"""

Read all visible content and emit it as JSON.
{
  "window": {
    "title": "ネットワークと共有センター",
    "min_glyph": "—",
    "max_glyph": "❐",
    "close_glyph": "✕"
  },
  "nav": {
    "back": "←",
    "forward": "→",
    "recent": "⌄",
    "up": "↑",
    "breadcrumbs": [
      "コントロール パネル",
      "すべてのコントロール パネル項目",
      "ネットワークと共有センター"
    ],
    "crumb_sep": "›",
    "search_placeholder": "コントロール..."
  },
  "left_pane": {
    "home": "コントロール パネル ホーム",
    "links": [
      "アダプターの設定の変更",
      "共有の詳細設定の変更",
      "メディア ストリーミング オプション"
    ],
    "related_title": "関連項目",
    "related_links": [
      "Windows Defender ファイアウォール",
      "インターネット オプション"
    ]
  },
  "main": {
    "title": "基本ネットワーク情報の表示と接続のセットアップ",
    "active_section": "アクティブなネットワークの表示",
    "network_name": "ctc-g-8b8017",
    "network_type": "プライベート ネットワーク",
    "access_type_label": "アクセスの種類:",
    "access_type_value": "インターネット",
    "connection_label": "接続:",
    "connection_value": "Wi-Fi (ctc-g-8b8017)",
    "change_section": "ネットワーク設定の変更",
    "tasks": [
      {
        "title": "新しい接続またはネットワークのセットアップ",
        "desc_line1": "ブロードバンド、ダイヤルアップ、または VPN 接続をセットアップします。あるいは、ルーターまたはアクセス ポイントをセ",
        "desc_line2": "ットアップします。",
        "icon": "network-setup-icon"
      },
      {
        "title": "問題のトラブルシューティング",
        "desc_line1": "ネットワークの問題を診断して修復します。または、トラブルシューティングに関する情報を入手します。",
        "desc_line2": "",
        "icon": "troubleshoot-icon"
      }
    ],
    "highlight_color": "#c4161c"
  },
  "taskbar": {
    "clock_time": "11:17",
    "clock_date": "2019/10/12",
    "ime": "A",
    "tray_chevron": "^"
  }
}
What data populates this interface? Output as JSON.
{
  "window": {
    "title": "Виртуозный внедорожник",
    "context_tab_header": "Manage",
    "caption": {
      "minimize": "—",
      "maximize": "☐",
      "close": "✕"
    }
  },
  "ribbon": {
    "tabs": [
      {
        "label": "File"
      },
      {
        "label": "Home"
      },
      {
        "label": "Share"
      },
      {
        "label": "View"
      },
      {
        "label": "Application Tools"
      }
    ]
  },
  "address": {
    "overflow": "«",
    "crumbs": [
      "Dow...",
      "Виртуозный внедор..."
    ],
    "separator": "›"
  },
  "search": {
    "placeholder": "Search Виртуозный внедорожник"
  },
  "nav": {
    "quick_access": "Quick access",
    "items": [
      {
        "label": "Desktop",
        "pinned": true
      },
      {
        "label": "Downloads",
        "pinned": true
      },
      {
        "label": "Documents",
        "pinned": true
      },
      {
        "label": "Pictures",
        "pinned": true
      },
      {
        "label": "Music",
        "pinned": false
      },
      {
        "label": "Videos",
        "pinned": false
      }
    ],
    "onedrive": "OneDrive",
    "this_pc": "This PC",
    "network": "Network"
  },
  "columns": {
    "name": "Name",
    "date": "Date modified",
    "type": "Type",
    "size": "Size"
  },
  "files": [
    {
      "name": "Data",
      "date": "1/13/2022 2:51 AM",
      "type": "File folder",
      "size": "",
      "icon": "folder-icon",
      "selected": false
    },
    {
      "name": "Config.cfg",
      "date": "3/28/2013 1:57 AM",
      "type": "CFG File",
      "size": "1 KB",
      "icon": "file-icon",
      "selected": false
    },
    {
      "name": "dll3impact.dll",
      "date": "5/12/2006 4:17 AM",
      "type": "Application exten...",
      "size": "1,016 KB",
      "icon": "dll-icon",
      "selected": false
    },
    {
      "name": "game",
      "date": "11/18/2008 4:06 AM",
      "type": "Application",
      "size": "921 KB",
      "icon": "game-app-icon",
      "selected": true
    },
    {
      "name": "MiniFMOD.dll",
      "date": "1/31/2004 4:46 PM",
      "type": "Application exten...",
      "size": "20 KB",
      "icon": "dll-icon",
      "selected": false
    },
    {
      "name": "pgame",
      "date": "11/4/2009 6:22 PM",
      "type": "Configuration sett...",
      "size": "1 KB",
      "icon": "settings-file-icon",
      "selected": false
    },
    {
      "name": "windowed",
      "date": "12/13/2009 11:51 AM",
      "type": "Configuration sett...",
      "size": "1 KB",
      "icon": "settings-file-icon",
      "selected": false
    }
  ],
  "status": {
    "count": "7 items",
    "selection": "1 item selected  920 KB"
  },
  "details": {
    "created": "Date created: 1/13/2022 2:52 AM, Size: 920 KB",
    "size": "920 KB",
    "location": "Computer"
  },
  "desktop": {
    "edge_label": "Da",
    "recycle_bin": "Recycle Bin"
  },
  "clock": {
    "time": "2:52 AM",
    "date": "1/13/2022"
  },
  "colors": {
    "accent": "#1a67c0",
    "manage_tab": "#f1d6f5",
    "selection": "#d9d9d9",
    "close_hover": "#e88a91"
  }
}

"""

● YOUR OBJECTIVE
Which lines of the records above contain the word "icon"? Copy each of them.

● FINISHED TASK
        "icon": "network-setup-icon"
        "icon": "troubleshoot-icon"
      "icon": "folder-icon",
      "icon": "file-icon",
      "icon": "dll-icon",
      "icon": "game-app-icon",
      "icon": "dll-icon",
      "icon": "settings-file-icon",
      "icon": "settings-file-icon",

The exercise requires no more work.